frying pan, move around the low gravity of kilometer-sized 162173 Ryugu by hopping, staying aloft for about 15 minutes and typically landing again several meters away. On Saturday, Rover 1A returned an early picture of its new home world, on the left, during one of its first hops. On Friday, lander MINERVA-II-1 detached from its mothership Hayabusa2, dropped Rovers 1A and 1B, and then landed on Ryugu. Studying Ryugu could tell humanity not only about Ryugu's surface and interior, but about what materials were available in the early Solar System for the development of life. Two more hopping rovers are planned for release, and Hayabusa2 itself is scheduled to collect a surface sample from Ryugu and return it to Earth for detailed analysis before 2021.
NASA Web Site Statements, Warnings, and Disclaimers
NASA Official: Jay Norris. Specific rights apply.
A service of: LHEA at NASA / GSFC
& Michigan Tech. U.
Based on Astronomy Picture Of the Day

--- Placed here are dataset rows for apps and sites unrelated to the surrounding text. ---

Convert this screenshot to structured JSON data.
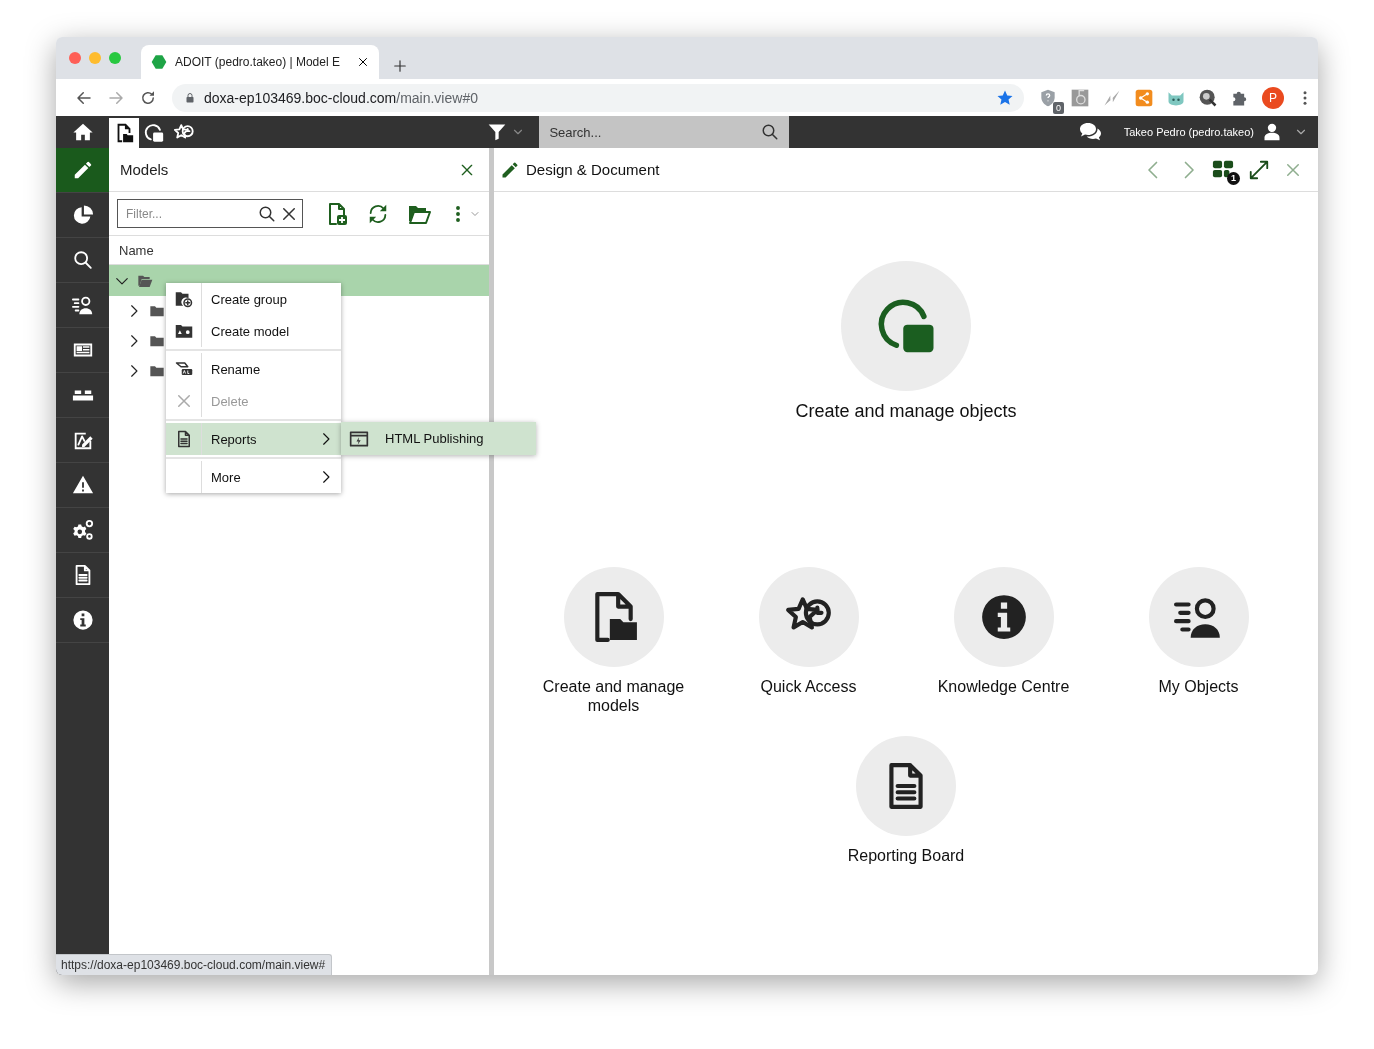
{
  "browser": {
    "tab_title": "ADOIT (pedro.takeo) | Model E",
    "url_host": "doxa-ep103469.boc-cloud.com",
    "url_path": "/main.view#0",
    "bookmarked": true,
    "extension_badge": "0",
    "profile_initial": "P"
  },
  "app_bar": {
    "tabs": [
      {
        "selected": true
      },
      {
        "selected": false
      },
      {
        "selected": false
      }
    ],
    "search": {
      "placeholder": "Search..."
    },
    "user": "Takeo Pedro (pedro.takeo)"
  },
  "sidebar": {
    "items": [
      {
        "selected": true
      },
      {
        "selected": false
      },
      {
        "selected": false
      },
      {
        "selected": false
      },
      {
        "selected": false
      },
      {
        "selected": false
      },
      {
        "selected": false
      },
      {
        "selected": false
      },
      {
        "selected": false
      },
      {
        "selected": false
      },
      {
        "selected": false
      }
    ]
  },
  "models_panel": {
    "title": "Models",
    "filter": {
      "placeholder": "Filter..."
    },
    "column": "Name",
    "tree": [
      {
        "selected": true,
        "expanded": true,
        "children": [
          {
            "expanded": false
          },
          {
            "expanded": false
          },
          {
            "expanded": false
          }
        ]
      }
    ]
  },
  "context_menu": {
    "items": [
      {
        "kind": "item",
        "label": "Create group",
        "disabled": false,
        "selected": false,
        "submenu": false
      },
      {
        "kind": "item",
        "label": "Create model",
        "disabled": false,
        "selected": false,
        "submenu": false
      },
      {
        "kind": "separator"
      },
      {
        "kind": "item",
        "label": "Rename",
        "disabled": false,
        "selected": false,
        "submenu": false
      },
      {
        "kind": "item",
        "label": "Delete",
        "disabled": true,
        "selected": false,
        "submenu": false
      },
      {
        "kind": "separator"
      },
      {
        "kind": "item",
        "label": "Reports",
        "disabled": false,
        "selected": true,
        "submenu": true
      },
      {
        "kind": "separator"
      },
      {
        "kind": "item",
        "label": "More",
        "disabled": false,
        "selected": false,
        "submenu": true
      }
    ],
    "submenu": {
      "items": [
        {
          "label": "HTML Publishing",
          "selected": true
        }
      ]
    }
  },
  "design_panel": {
    "title": "Design & Document",
    "nav": [
      {
        "disabled": true
      },
      {
        "disabled": true
      },
      {
        "disabled": false,
        "badge": "1"
      },
      {
        "disabled": false
      },
      {
        "disabled": true
      }
    ],
    "tile_rows": [
      {
        "tiles": [
          {
            "kind": "featured",
            "label": "Create and manage objects"
          }
        ]
      },
      {
        "tiles": [
          {
            "kind": "standard",
            "label": "Create and manage models"
          },
          {
            "kind": "standard",
            "label": "Quick Access"
          },
          {
            "kind": "standard",
            "label": "Knowledge Centre"
          },
          {
            "kind": "standard",
            "label": "My Objects"
          }
        ]
      },
      {
        "tiles": [
          {
            "kind": "standard",
            "label": "Reporting Board"
          }
        ]
      }
    ]
  },
  "status_url": "https://doxa-ep103469.boc-cloud.com/main.view#"
}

Publications with keywords: asteroid
Publications with words: asteroid